Without a mature tablet mode Microsoft:

  • Is slowly losing ground to productivity scenarios fueled by less powerful mobile OSes.
  • Does not offer a competitive slate tablet experience.
  • Is being beaten to market with hybrid mobile form factors that bridge phone and tablet categories.

Tablet mode is Surface Go's biggest weakness

Will Windows Core OS fix things … next year?

Microsoft's Windows CoreOS is rumored to be a "more" modular version of Windows and that can be tailored by OEMs to specific devices for specific experiences. CShell is a UI that will provide a seamless experience between device states.

Perhaps Microsoft is reserving advances in Windows 10 tablet mode for improvements that are planned for Windows 10 CoreOS in 2019. If so that could improve the UI experience. Microsoft still needs to build an app ecosystem, likely through PWAs, Project Centennial and developer support to round out the Windows 10 tablet experience to coincide with Windows CoreOS and ideally a Surface Andromeda 3-in-1 (phone-tablet-PC) .

That would take an aggressive commitment to its mobile computing touch experiences, however, that Microsoft has yet to prove it has.

Jason Ward
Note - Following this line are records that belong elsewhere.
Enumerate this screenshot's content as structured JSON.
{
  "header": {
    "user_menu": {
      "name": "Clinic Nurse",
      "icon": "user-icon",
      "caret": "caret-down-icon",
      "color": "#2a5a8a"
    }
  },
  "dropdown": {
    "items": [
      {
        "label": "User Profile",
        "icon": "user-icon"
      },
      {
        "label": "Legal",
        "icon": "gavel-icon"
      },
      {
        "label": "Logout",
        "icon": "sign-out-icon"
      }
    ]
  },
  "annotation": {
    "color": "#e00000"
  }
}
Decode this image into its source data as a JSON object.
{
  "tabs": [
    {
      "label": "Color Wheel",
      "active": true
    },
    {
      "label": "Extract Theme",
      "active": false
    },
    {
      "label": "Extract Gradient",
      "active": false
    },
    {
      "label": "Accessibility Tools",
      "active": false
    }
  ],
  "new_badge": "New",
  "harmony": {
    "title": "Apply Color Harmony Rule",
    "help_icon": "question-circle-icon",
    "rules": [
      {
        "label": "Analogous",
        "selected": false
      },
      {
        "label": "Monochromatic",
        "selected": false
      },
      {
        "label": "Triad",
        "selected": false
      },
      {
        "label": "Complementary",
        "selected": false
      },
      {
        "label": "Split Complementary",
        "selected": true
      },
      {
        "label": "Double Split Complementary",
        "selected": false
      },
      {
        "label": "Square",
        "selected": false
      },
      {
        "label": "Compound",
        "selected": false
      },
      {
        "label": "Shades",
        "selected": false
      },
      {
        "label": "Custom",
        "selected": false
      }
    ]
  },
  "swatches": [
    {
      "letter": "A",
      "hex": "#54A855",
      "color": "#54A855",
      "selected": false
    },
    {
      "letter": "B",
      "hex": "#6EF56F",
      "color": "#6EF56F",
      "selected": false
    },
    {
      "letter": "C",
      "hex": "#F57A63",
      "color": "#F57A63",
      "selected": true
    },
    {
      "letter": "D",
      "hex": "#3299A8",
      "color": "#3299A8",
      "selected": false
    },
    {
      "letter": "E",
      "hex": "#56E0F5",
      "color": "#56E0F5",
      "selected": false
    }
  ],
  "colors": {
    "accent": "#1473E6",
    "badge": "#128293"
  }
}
Jason L Ward is a columnist at Windows Central. He provides unique big picture analysis of the complex world of Microsoft. Jason takes the small clues and gives you an insightful big picture perspective through storytelling that you won't find *anywhere* else. Seriously, this dude thinks outside the box. Follow him on Twitter at @JLTechWord. He's doing the "write" thing!